Many areas of the state rely exclusively on groundwater for their supplies, while other areas use groundwater to supplement their surface supplies or to meet needs when surface water is not available.
California has a long history of managing groundwater resources through locally controlled programs. While many of these programs have been very effective, the array of challenges on the horizon will demand even more of local agencies and require a greater commitment to sustainable management.
As surface water deliveries continue to be constrained, California is relying more and more on groundwater to meet needs. The shift to greater reliance makes effective management a critical challenge as the state works to implement historic legislation enacted in 2009 to improve water supply reliability and ecosystem health.
Locally controlled groundwater management is effective because it is best able to respond to the particular circumstances of – and significant differences in – each groundwater basin. Local expertise and direct reliance on the resource ensures immediate response to problems and trends, and provides the strongest basis for collaborative regional approaches.
Groundwater management plans developed under AB 3030, SB 1938 and the Integrated Regional Water Management Planning Act offer prime opportunities to enhance effective management and incorporate strategies that can help address the potential consequences of a large-scale shift to groundwater, whether cyclical or permanent.

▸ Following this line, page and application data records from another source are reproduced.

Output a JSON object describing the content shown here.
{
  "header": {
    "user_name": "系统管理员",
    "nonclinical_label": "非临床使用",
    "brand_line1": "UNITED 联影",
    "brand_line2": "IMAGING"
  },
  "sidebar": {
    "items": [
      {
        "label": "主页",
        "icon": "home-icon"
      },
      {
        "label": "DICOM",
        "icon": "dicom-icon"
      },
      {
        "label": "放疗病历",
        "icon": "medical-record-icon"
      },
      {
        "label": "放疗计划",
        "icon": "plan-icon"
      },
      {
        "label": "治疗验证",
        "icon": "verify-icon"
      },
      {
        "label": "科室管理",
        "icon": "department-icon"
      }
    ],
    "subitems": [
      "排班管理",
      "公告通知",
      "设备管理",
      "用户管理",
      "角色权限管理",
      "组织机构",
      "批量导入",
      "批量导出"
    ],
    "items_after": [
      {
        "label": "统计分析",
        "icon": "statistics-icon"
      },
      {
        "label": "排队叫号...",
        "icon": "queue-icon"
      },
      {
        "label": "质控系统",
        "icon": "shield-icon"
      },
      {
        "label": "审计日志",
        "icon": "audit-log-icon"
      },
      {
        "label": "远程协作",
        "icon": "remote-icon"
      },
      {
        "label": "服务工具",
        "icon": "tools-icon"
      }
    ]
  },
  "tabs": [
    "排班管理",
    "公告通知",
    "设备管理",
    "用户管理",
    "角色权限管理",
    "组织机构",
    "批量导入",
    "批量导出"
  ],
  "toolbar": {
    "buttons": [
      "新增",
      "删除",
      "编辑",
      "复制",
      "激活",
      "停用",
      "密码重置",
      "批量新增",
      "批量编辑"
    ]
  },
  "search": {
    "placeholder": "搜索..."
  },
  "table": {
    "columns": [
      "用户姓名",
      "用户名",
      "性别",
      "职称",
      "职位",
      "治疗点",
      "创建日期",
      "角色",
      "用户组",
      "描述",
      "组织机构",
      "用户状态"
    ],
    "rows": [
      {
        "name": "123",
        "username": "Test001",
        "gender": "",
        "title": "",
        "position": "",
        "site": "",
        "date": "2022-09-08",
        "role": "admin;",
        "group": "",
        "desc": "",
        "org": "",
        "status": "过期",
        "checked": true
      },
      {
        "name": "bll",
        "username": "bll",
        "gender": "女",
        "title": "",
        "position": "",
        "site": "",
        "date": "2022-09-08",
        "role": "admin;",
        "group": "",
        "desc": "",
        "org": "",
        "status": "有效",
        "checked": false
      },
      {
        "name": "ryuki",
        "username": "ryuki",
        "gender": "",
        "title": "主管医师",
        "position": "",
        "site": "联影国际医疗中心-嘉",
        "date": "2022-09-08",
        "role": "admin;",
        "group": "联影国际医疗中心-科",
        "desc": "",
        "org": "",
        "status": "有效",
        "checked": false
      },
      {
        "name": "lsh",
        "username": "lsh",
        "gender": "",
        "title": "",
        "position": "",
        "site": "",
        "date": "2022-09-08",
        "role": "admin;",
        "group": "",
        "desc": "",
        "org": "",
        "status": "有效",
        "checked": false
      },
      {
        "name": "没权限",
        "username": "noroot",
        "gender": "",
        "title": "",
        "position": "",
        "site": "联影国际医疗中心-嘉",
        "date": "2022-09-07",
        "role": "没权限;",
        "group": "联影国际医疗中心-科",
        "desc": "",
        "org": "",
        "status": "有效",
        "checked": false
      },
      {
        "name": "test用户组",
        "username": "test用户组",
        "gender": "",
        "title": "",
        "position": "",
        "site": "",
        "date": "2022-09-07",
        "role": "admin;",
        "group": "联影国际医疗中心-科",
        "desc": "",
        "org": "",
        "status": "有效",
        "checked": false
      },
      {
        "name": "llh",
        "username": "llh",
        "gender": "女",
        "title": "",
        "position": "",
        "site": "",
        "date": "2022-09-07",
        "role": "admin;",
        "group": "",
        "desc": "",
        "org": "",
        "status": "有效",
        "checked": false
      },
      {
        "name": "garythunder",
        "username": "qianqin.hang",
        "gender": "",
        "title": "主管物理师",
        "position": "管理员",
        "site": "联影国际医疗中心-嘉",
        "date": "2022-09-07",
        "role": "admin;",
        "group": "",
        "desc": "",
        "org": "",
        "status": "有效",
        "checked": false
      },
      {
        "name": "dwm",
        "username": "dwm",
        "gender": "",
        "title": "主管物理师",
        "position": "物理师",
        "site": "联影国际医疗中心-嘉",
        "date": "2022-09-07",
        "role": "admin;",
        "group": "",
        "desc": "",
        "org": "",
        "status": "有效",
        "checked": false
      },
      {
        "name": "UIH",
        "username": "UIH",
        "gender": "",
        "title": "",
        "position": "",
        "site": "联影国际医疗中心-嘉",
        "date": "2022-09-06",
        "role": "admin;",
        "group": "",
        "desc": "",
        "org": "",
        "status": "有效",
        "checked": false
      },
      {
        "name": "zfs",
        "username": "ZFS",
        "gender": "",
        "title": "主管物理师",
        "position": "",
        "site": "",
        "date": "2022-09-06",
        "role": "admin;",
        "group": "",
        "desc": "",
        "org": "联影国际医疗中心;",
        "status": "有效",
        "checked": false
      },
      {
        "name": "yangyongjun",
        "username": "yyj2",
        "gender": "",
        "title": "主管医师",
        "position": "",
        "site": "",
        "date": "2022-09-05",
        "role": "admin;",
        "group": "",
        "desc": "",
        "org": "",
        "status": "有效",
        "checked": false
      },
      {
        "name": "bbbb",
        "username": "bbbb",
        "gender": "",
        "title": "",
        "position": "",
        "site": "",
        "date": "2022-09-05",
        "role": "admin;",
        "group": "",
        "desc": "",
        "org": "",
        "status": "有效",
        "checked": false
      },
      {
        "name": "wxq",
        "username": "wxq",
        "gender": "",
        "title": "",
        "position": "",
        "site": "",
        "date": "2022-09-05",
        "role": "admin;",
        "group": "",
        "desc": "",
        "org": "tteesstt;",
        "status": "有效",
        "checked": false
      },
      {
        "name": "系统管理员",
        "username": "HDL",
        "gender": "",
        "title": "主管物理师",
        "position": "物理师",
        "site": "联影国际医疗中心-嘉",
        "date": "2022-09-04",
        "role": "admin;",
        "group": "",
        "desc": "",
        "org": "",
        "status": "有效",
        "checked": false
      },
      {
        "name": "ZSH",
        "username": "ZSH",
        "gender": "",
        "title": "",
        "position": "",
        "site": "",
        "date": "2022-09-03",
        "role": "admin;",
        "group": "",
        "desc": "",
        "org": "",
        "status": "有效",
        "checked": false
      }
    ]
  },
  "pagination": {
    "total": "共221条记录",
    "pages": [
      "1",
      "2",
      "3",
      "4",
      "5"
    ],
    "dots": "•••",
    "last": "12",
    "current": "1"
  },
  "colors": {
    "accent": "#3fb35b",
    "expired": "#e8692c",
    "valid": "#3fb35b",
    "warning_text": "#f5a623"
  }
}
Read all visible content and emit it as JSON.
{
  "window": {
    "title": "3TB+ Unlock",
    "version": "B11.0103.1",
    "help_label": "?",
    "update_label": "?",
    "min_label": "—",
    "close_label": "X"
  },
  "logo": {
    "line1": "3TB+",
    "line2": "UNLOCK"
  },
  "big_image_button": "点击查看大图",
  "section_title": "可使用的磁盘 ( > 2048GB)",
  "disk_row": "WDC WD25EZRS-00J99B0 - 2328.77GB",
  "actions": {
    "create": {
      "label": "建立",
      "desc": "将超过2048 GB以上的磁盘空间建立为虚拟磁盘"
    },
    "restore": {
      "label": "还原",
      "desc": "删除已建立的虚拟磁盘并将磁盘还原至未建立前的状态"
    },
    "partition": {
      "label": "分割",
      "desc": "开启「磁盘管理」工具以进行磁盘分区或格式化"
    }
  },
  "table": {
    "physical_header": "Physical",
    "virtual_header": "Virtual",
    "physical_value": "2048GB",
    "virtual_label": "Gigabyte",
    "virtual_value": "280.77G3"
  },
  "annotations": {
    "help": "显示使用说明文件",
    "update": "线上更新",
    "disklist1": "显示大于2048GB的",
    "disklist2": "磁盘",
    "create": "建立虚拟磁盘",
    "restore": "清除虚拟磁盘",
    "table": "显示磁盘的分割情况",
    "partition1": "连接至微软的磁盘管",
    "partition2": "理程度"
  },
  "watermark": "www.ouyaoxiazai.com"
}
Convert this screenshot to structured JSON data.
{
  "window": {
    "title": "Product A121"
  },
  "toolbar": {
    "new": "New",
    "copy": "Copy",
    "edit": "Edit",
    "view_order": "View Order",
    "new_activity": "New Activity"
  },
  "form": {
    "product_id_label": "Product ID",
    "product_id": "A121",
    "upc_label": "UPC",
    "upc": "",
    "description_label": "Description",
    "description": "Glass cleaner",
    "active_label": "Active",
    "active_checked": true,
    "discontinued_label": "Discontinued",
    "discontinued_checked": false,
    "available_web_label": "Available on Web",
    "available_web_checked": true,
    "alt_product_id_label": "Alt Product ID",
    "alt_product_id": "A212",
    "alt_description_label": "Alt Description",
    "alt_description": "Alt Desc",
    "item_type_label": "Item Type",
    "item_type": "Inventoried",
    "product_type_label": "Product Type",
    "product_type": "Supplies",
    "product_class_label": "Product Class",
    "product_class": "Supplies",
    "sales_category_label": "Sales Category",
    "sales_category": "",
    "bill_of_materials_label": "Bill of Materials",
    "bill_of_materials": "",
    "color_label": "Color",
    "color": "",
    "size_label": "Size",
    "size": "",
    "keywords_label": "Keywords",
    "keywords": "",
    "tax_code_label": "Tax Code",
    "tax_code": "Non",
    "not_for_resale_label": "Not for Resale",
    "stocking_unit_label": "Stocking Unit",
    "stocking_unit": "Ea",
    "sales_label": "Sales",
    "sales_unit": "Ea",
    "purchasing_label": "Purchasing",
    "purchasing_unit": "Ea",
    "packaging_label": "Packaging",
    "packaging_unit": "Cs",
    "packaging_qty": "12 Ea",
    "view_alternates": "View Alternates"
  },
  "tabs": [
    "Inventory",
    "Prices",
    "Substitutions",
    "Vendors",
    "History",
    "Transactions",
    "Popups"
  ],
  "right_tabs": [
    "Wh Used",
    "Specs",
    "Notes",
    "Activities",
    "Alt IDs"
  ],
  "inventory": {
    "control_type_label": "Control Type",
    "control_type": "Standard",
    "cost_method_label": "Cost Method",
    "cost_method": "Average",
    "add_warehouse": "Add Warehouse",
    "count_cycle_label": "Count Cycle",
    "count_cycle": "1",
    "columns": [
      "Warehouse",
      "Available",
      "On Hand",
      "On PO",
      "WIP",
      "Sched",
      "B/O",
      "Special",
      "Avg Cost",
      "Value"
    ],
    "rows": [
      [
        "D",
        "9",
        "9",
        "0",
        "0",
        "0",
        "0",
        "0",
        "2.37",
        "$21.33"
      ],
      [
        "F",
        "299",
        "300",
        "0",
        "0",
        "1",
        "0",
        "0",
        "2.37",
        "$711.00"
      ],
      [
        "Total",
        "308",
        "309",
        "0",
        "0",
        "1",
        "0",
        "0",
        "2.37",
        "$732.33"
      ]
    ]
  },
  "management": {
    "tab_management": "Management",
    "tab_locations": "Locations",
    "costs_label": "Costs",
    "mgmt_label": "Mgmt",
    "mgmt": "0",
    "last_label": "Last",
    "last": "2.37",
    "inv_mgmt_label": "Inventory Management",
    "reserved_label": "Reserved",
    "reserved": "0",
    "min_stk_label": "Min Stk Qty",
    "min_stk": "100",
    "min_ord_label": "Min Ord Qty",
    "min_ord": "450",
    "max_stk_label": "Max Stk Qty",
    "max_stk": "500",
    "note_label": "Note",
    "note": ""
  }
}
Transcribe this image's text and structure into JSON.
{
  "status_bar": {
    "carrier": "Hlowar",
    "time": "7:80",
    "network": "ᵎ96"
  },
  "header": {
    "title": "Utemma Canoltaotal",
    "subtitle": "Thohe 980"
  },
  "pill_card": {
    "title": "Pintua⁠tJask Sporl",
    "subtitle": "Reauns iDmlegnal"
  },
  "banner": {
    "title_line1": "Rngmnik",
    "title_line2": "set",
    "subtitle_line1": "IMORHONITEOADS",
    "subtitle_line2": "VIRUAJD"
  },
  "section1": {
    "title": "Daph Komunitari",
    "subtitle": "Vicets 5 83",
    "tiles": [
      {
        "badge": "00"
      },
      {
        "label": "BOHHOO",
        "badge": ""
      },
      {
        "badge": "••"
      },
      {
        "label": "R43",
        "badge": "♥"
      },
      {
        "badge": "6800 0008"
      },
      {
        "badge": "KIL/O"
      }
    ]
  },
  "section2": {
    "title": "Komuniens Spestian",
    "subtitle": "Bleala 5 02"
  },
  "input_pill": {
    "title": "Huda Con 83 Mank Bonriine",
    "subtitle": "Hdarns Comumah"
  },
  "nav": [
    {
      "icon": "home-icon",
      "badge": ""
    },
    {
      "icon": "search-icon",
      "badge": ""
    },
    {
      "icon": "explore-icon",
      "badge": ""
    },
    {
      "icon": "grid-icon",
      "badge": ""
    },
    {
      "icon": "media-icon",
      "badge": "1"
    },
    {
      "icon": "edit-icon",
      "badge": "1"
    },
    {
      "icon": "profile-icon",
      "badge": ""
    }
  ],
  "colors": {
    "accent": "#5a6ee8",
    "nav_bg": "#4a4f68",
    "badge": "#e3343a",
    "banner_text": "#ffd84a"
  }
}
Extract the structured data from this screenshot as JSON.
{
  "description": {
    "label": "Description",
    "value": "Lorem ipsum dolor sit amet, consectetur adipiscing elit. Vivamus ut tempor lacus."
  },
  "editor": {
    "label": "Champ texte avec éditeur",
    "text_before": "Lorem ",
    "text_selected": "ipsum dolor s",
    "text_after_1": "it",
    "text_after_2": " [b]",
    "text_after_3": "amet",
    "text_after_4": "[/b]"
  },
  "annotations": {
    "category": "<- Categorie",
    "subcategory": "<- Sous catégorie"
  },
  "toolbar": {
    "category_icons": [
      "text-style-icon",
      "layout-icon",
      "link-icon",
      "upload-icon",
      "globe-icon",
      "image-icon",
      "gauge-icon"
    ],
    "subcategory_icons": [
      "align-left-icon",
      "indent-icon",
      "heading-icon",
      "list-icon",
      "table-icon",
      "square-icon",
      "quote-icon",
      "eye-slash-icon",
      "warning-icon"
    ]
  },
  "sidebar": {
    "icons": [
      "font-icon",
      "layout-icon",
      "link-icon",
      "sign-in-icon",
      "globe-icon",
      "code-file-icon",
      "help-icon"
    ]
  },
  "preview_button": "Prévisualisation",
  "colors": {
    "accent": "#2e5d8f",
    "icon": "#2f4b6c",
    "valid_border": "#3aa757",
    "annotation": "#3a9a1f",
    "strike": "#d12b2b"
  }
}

Local agencies with these plans and other local management strategies in place are stepping forward to monitor groundwater elevation levels to help track seasonal and long-term trends in groundwater basins as required by the 2009 legislation.
Given the significant differences in groundwater basins, ACWA believes the one-size-fits-all approach of statewide regulation would be counterproductive. But that is not to say there is no role for the state. ACWA believes the state should encourage and support local management by embracing polices that reflect California’s hydrologic diversity, by working collaboratively with local agencies to address impediments and by incentivizing the expansion of sustainable practices.
Ultimately, for sustainable groundwater management to succeed, California must also invest in conveyance improvements in the Delta, additional surface storage and groundwater storage to optimize both water supply reliability and ecosystem health, and substantial investments in local water resources development.
Read about ACWA's landmark policy document, "Sustainability from the Ground Up: A Framework for Groundwater Management in California."